Enforcement & Litigation
On October 4, the CFPB announced that it had entered into a consent order with an online retailer and its subsidiaries that sell products through revolving-credit accounts and installment-credit accounts, and then sell charged-off accounts to third-party debt collectors. The consent order resolves the CFPB’s allegations that the retailer and its subsidiaries violated the Consumer Financial Protection Act by substantially delaying the transfer of payments it received from consumers on charged-off accounts to the third-party debt buyers who had purchased and were attempting to collect the debts. View the Enforcement Watch blog post.
NYBA’s Financial Services Forum is the hallmark event for NYBA members, offering first-rate banker education in a world-class setting. The forum promises important industry updates and outlooks, a focused workshop for directors and trustees, targeted breakfast workshops, and valuable networking opportunities. The 2018 Financial Services Forum will be no different. The beautiful Ritz-Carlton in Key Biscayne, Miami will be the setting for one of the nation’s most vibrant banking communities, including bank CEO’s, directors, trustees and senior officers from financial institutions across New York State and beyond, as well as many industry service providers, for need-to-know information, education and networking. Goodwin is a sponsor of this event.

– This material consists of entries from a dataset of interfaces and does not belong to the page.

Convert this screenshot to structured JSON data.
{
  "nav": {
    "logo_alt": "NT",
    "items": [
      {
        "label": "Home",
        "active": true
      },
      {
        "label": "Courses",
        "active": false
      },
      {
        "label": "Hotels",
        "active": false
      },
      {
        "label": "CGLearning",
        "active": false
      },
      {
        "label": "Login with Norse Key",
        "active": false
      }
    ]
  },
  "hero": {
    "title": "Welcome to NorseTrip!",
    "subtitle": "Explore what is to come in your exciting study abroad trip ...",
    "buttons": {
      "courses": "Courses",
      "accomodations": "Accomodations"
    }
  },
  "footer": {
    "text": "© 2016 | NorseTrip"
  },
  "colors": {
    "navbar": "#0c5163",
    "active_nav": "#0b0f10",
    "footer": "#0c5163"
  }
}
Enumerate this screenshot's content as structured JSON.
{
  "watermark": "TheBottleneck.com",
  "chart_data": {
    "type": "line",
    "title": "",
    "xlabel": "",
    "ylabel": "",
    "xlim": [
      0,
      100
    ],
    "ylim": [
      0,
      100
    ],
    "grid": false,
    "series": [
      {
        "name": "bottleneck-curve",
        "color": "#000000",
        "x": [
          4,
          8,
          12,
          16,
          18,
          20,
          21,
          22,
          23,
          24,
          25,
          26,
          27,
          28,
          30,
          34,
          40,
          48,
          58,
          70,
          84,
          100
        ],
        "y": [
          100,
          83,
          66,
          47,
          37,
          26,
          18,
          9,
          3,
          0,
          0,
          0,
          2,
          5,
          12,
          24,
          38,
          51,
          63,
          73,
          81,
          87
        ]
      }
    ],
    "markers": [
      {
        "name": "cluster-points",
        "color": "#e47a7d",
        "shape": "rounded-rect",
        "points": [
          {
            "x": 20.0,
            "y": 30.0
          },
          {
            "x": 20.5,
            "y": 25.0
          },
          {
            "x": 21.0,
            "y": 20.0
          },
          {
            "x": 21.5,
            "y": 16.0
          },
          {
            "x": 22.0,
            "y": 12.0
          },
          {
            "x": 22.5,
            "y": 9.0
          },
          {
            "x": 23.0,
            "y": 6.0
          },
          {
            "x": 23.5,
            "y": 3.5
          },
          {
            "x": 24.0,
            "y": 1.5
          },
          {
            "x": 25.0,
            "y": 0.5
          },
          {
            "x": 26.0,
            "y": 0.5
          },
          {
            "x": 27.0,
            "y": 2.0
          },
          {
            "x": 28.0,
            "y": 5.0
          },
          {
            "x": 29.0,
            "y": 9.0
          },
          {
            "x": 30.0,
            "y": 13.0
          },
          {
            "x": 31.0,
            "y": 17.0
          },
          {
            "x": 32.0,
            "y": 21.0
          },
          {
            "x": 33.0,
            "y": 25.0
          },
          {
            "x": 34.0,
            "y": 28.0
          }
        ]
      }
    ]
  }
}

Partner William Stern will be speaking on the “S.2155: Regulatory Changes and Strategic Considerations for New York Banks” panel on Tuesday, October 30. For more information, please visit the event website.
Lynne Barr, of counsel in Goodwin’s Financial Industry, Banking and Consumer Financial Services & FinTech practices, and Mike Flynn, Co-Chair of Goodwin’s Banking and Consumer Financial Services and member of its FinTech practices, will speak on a webinar presented by Western Bankers Association covering Regulatory Developments in Financial Payments on October 30.seminar for non-bank financial services providers in the payments and lending space will address recent legal developments in this rapidly evolving area, including: pros and cons of operating through a bank charter; the OCC’s FinTech Charter and status of related litigation; FinTech bank partnerships; SEC enforcement in the cryptocurrency and blockchain industries, and anti-money laundering (AML) risks for FinTech businesses. To register for this event, please click here.
Join NRS at our Fall 2018 Compliance Conference where industry experts will address how investment adviser and broker-dealer firms can successfully navigate the disruptive currents of regulatory change and adapt procedures to compliance programs. David Solander, counsel in Goodwin's Financial Industry, Investment Management, Private Investment Funds, and Digital Currency & Blockchain Technology practices, will speak on the “Compliance Considerations related to BlockChain and Cryptocurrencies” and “Current Issues for Private Fund Advisers” panels. For more information, please visit the event website.
Partner and co-chair of Goodwin’s Banking & Consumer Financial Services practice, Mike Flynn, will be speaking on the “Latest Developments in Mortgage Litigation and Compliance” at the 2018 Annual Consumer Financial Services Conference held by the Conference on Consumer Finance Law on Tuesday, November 6 in Fort Worth, TX. For more information, please click here.
Karen Neuman, partner in Goodwin’s Financial Industry group and member of its Privacy & Cybersecurity practice, and David Kantrowitz, Associate in Goodwin’s Financial Industry and Privacy & Cybersecurity groups, will lead a webinar hosted by the Western Bankers Association on November 14 covering topics in privacy.